What you have to do
Go through the lines below one by one and count those holding the string "true". Give the count alone.
***** Data extracts
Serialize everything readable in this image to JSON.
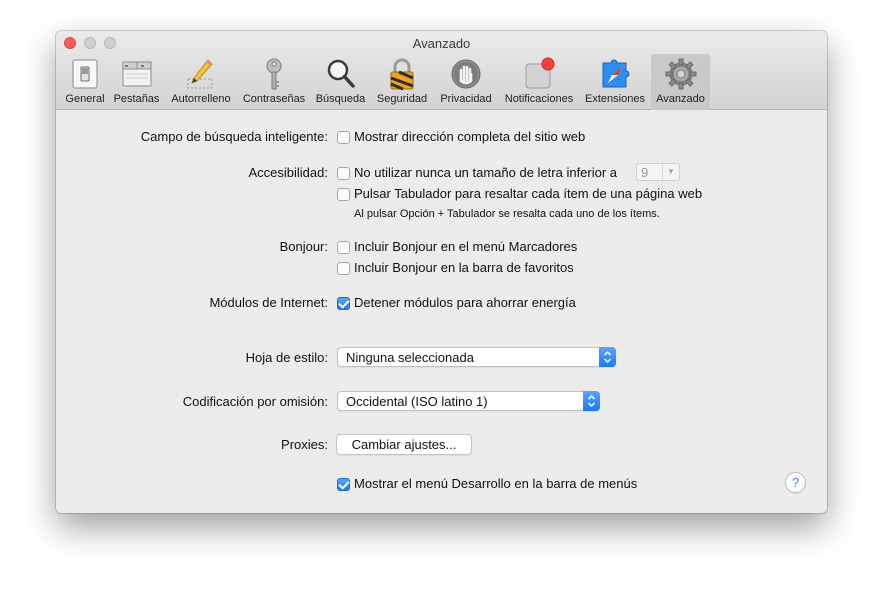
{
  "window": {
    "title": "Avanzado"
  },
  "toolbar": {
    "items": [
      {
        "label": "General",
        "icon": "general-switch-icon"
      },
      {
        "label": "Pestañas",
        "icon": "tabs-icon"
      },
      {
        "label": "Autorrelleno",
        "icon": "pencil-icon"
      },
      {
        "label": "Contraseñas",
        "icon": "key-icon"
      },
      {
        "label": "Búsqueda",
        "icon": "magnifier-icon"
      },
      {
        "label": "Seguridad",
        "icon": "padlock-icon"
      },
      {
        "label": "Privacidad",
        "icon": "hand-icon"
      },
      {
        "label": "Notificaciones",
        "icon": "notification-badge-icon"
      },
      {
        "label": "Extensiones",
        "icon": "compass-puzzle-icon"
      },
      {
        "label": "Avanzado",
        "icon": "gear-icon"
      }
    ],
    "selected": "Avanzado"
  },
  "settings": {
    "smart_search": {
      "label": "Campo de búsqueda inteligente:",
      "option": "Mostrar dirección completa del sitio web",
      "checked": false
    },
    "accessibility": {
      "label": "Accesibilidad:",
      "option_font": "No utilizar nunca un tamaño de letra inferior a",
      "font_size": "9",
      "option_tab": "Pulsar Tabulador para resaltar cada ítem de una página web",
      "note": "Al pulsar Opción + Tabulador se resalta cada uno de los ítems.",
      "font_checked": false,
      "tab_checked": false
    },
    "bonjour": {
      "label": "Bonjour:",
      "option_bookmarks": "Incluir Bonjour en el menú Marcadores",
      "option_favorites": "Incluir Bonjour en la barra de favoritos",
      "bookmarks_checked": false,
      "favorites_checked": false
    },
    "plugins": {
      "label": "Módulos de Internet:",
      "option": "Detener módulos para ahorrar energía",
      "checked": true
    },
    "stylesheet": {
      "label": "Hoja de estilo:",
      "value": "Ninguna seleccionada"
    },
    "encoding": {
      "label": "Codificación por omisión:",
      "value": "Occidental (ISO latino 1)"
    },
    "proxies": {
      "label": "Proxies:",
      "button": "Cambiar ajustes..."
    },
    "develop_menu": {
      "option": "Mostrar el menú Desarrollo en la barra de menús",
      "checked": true
    },
    "help": "?"
  },
  "colors": {
    "accent": "#1e7bf2",
    "close_button": "#fc605c",
    "notification_dot": "#fc3d39"
  }
}
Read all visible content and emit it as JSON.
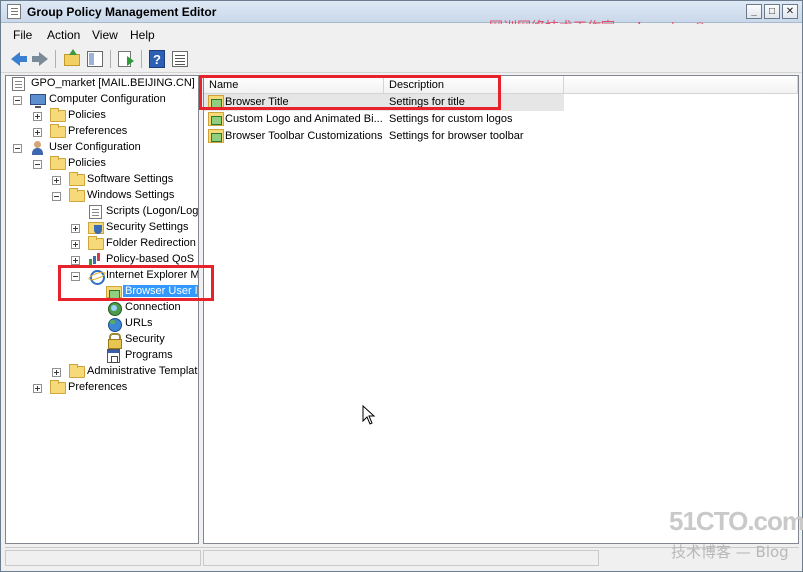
{
  "window": {
    "title": "Group Policy Management Editor",
    "watermark_cn": "网训网络技术工作室",
    "watermark_mail": "loveunicom@msn.com",
    "buttons": [
      "_",
      "□",
      "✕"
    ]
  },
  "menu": {
    "items": [
      "File",
      "Action",
      "View",
      "Help"
    ]
  },
  "toolbar": {
    "buttons": [
      "back-arrow-icon",
      "forward-arrow-icon",
      "up-folder-icon",
      "show-hide-tree-icon",
      "export-list-icon",
      "help-icon",
      "properties-icon"
    ]
  },
  "tree": {
    "root": "GPO_market [MAIL.BEIJING.CN] Po",
    "computer_config": "Computer Configuration",
    "cc_policies": "Policies",
    "cc_preferences": "Preferences",
    "user_config": "User Configuration",
    "uc_policies": "Policies",
    "software_settings": "Software Settings",
    "windows_settings": "Windows Settings",
    "scripts": "Scripts (Logon/Logo",
    "security_settings": "Security Settings",
    "folder_redirection": "Folder Redirection",
    "policy_qos": "Policy-based QoS",
    "ie_maintenance": "Internet Explorer M",
    "browser_ui": "Browser User I",
    "connection": "Connection",
    "urls": "URLs",
    "security": "Security",
    "programs": "Programs",
    "admin_templates": "Administrative Templat",
    "uc_preferences": "Preferences"
  },
  "list": {
    "columns": [
      "Name",
      "Description"
    ],
    "rows": [
      {
        "name": "Browser Title",
        "description": "Settings for title"
      },
      {
        "name": "Custom Logo and Animated Bi...",
        "description": "Settings for custom logos"
      },
      {
        "name": "Browser Toolbar Customizations",
        "description": "Settings for browser toolbar"
      }
    ]
  },
  "branding": {
    "logo_51": "51CTO.com",
    "logo_blog": "技术博客 — Blog"
  },
  "colors": {
    "highlight_box": "#e8222a",
    "selection": "#3399ff",
    "watermark": "#e0506b"
  }
}
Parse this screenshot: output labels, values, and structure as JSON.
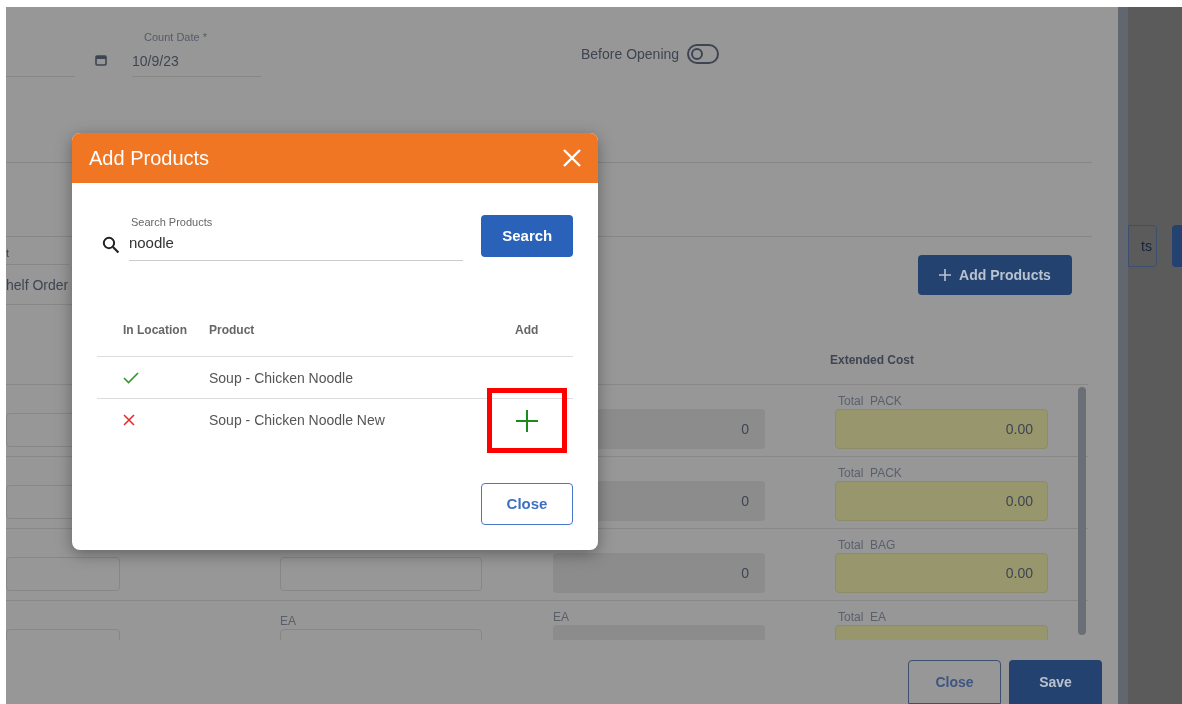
{
  "page": {
    "count_date": {
      "label": "Count Date *",
      "value": "10/9/23"
    },
    "before_opening": {
      "label": "Before Opening",
      "on": false
    },
    "shelf_field": {
      "label": "t",
      "value": "helf Order"
    },
    "add_products_button": "Add Products",
    "side_button": "ts",
    "columns": [
      "Extended Cost"
    ],
    "rows": [
      {
        "count": "0",
        "total_label": "Total  PACK",
        "total": "0.00"
      },
      {
        "count": "0",
        "total_label": "Total  PACK",
        "total": "0.00"
      },
      {
        "count": "0",
        "total_label": "Total  BAG",
        "total": "0.00"
      },
      {
        "unit_label": "EA",
        "count_label": "EA",
        "total_label": "Total  EA"
      }
    ],
    "buttons": [
      {
        "label": "Close",
        "kind": "outline"
      },
      {
        "label": "Save",
        "kind": "primary"
      }
    ]
  },
  "dialog": {
    "title": "Add Products",
    "search": {
      "label": "Search Products",
      "value": "noodle"
    },
    "search_button": "Search",
    "columns": [
      "In Location",
      "Product",
      "Add"
    ],
    "rows": [
      {
        "in_location": true,
        "product": "Soup - Chicken Noodle",
        "addable": false,
        "highlighted": false
      },
      {
        "in_location": false,
        "product": "Soup - Chicken Noodle New",
        "addable": true,
        "highlighted": true
      }
    ],
    "close_button": "Close"
  }
}
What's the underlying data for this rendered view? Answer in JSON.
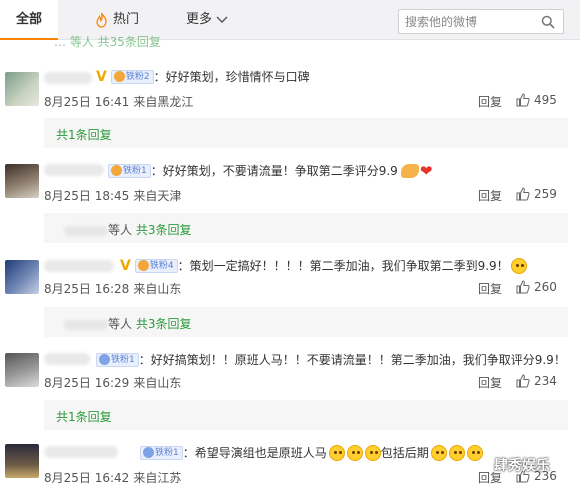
{
  "nav": {
    "tab_all": "全部",
    "tab_hot": "热门",
    "tab_more": "更多",
    "search_placeholder": "搜索他的微博"
  },
  "partial_reply_text": "…  等人 共35条回复",
  "comments": [
    {
      "badge": "铁粉2",
      "text": "：好好策划，珍惜情怀与口碑",
      "date": "8月25日 16:41",
      "from": "来自黑龙江",
      "reply_label": "回复",
      "likes": "495",
      "replies": {
        "text": "共1条回复",
        "who": ""
      }
    },
    {
      "badge": "铁粉1",
      "text": "：好好策划，不要请流量！争取第二季评分9.9",
      "date": "8月25日 18:45",
      "from": "来自天津",
      "reply_label": "回复",
      "likes": "259",
      "replies": {
        "text": "共3条回复",
        "who": "等人 "
      }
    },
    {
      "badge": "铁粉4",
      "text": "：策划一定搞好！！！！第二季加油，我们争取第二季到9.9！",
      "date": "8月25日 16:28",
      "from": "来自山东",
      "reply_label": "回复",
      "likes": "260",
      "replies": {
        "text": "共3条回复",
        "who": "等人 "
      }
    },
    {
      "badge": "铁粉1",
      "text": "：好好搞策划！！原班人马！！不要请流量！！第二季加油，我们争取评分9.9！",
      "date": "8月25日 16:29",
      "from": "来自山东",
      "reply_label": "回复",
      "likes": "234",
      "replies": {
        "text": "共1条回复",
        "who": ""
      }
    },
    {
      "badge": "铁粉1",
      "text": "：希望导演组也是原班人马",
      "text_tail": "包括后期",
      "date": "8月25日 16:42",
      "from": "来自江苏",
      "reply_label": "回复",
      "likes": "236"
    }
  ],
  "watermark": "肆秀娱乐",
  "colors": {
    "accent": "#ff8200",
    "reply_link": "#2d9b3c",
    "badge": "#5a7fd6"
  }
}
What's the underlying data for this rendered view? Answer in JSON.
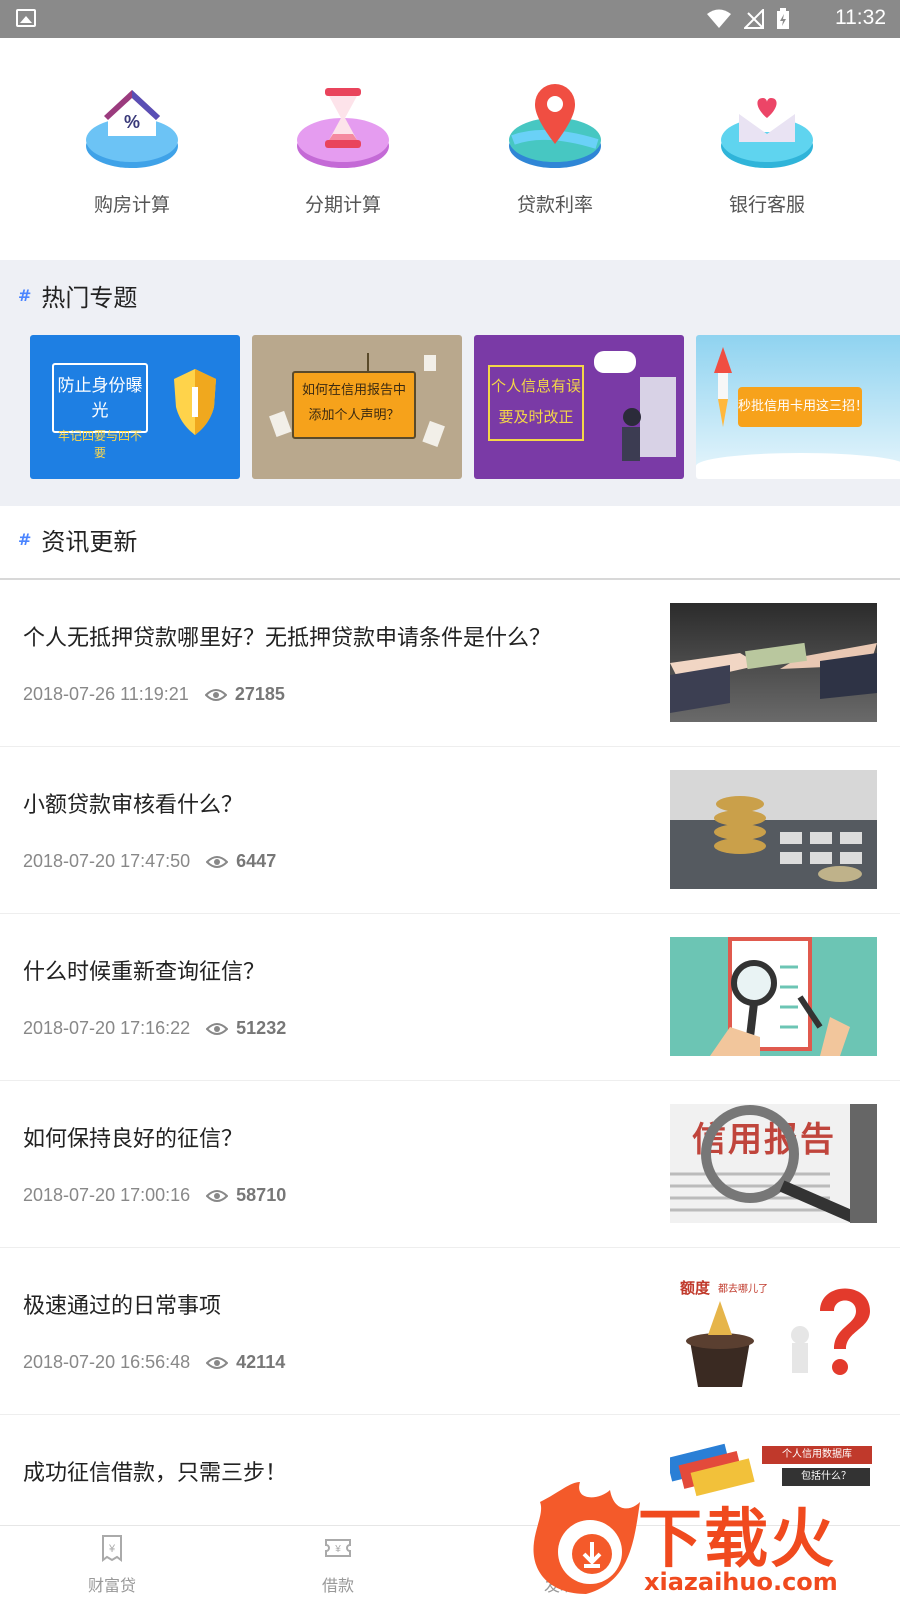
{
  "status_bar": {
    "time": "11:32"
  },
  "quick_actions": [
    {
      "label": "购房计算",
      "icon": "house-percent-icon"
    },
    {
      "label": "分期计算",
      "icon": "hourglass-icon"
    },
    {
      "label": "贷款利率",
      "icon": "map-pin-icon"
    },
    {
      "label": "银行客服",
      "icon": "heart-envelope-icon"
    }
  ],
  "hot_topics": {
    "title": "热门专题",
    "banners": [
      {
        "line1": "防止身份曝光",
        "line2": "牢记四要与四不要",
        "color": "#1e7fe3"
      },
      {
        "line1": "如何在信用报告中",
        "line2": "添加个人声明？",
        "color": "#b9a88d"
      },
      {
        "line1": "个人信息有误",
        "line2": "要及时改正",
        "color": "#7a3aa6"
      },
      {
        "line1": "秒批信用卡用这三招！",
        "line2": "",
        "color": "#8fd3f0"
      }
    ]
  },
  "news": {
    "title": "资讯更新",
    "items": [
      {
        "title": "个人无抵押贷款哪里好？无抵押贷款申请条件是什么？",
        "date": "2018-07-26 11:19:21",
        "views": "27185"
      },
      {
        "title": "小额贷款审核看什么？",
        "date": "2018-07-20 17:47:50",
        "views": "6447"
      },
      {
        "title": "什么时候重新查询征信？",
        "date": "2018-07-20 17:16:22",
        "views": "51232"
      },
      {
        "title": "如何保持良好的征信？",
        "date": "2018-07-20 17:00:16",
        "views": "58710"
      },
      {
        "title": "极速通过的日常事项",
        "date": "2018-07-20 16:56:48",
        "views": "42114"
      },
      {
        "title": "成功征信借款，只需三步！",
        "date": "",
        "views": ""
      }
    ],
    "thumb_texts": {
      "credit_report": "信用报告",
      "quota": "额度",
      "quota_where": "都去哪儿了",
      "db_line1": "个人信用数据库",
      "db_line2": "包括什么？"
    }
  },
  "tabbar": [
    {
      "label": "财富贷",
      "icon": "receipt-yuan-icon"
    },
    {
      "label": "借款",
      "icon": "ticket-yuan-icon"
    },
    {
      "label": "发现",
      "icon": "compass-icon"
    }
  ],
  "watermark": {
    "brand": "下载火",
    "url": "xiazaihuo.com"
  }
}
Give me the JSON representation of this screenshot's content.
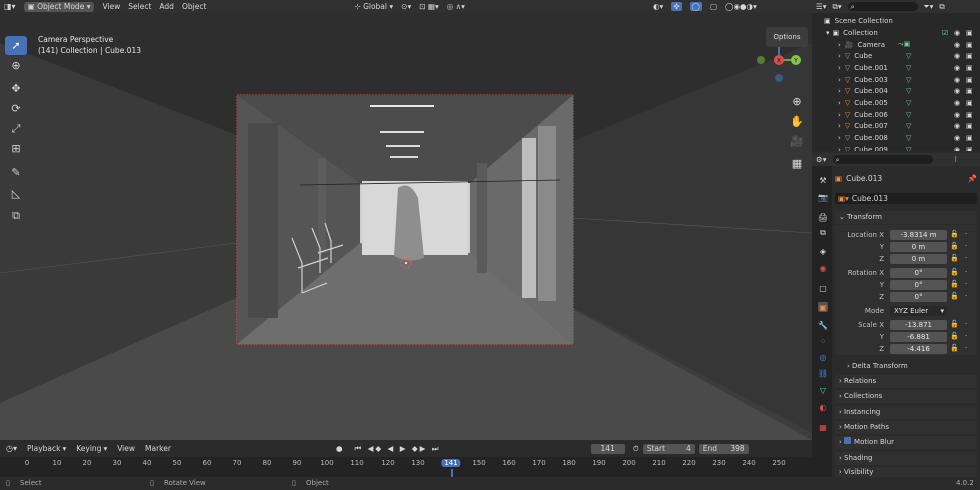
{
  "header": {
    "editor_icon": "viewport-icon",
    "mode": "Object Mode",
    "menus": [
      "View",
      "Select",
      "Add",
      "Object"
    ],
    "transform_orientation": "Global",
    "options_label": "Options"
  },
  "viewport": {
    "info_line1": "Camera Perspective",
    "info_line2": "(141) Collection | Cube.013"
  },
  "timeline": {
    "menus": [
      "Playback",
      "Keying",
      "View",
      "Marker"
    ],
    "current_frame": "141",
    "start_label": "Start",
    "start_value": "4",
    "end_label": "End",
    "end_value": "398",
    "ticks": [
      "0",
      "10",
      "20",
      "30",
      "40",
      "50",
      "60",
      "70",
      "80",
      "90",
      "100",
      "110",
      "120",
      "130",
      "141",
      "150",
      "160",
      "170",
      "180",
      "190",
      "200",
      "210",
      "220",
      "230",
      "240",
      "250"
    ]
  },
  "statusbar": {
    "select": "Select",
    "rotate": "Rotate View",
    "object": "Object",
    "version": "4.0.2"
  },
  "outliner": {
    "scene_collection": "Scene Collection",
    "collection": "Collection",
    "items": [
      "Camera",
      "Cube",
      "Cube.001",
      "Cube.003",
      "Cube.004",
      "Cube.005",
      "Cube.006",
      "Cube.007",
      "Cube.008",
      "Cube.009"
    ]
  },
  "properties": {
    "object_name": "Cube.013",
    "data_name": "Cube.013",
    "transform_label": "Transform",
    "location_label": "Location X",
    "location": [
      "-3.8314 m",
      "0 m",
      "0 m"
    ],
    "rotation_label": "Rotation X",
    "rotation": [
      "0°",
      "0°",
      "0°"
    ],
    "mode_label": "Mode",
    "mode_value": "XYZ Euler",
    "scale_label": "Scale X",
    "scale": [
      "-13.871",
      "-6.881",
      "-4.416"
    ],
    "axis_y": "Y",
    "axis_z": "Z",
    "panels": [
      "Delta Transform",
      "Relations",
      "Collections",
      "Instancing",
      "Motion Paths",
      "Motion Blur",
      "Shading",
      "Visibility"
    ]
  },
  "colors": {
    "accent": "#4772b3",
    "object_orange": "#f0903c",
    "mesh_green": "#6ad0a0",
    "axis_x": "#e04c4c",
    "axis_y": "#86c44c",
    "axis_z": "#4c8ce0",
    "playhead": "#4772b3"
  }
}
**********
Answer to this problem
5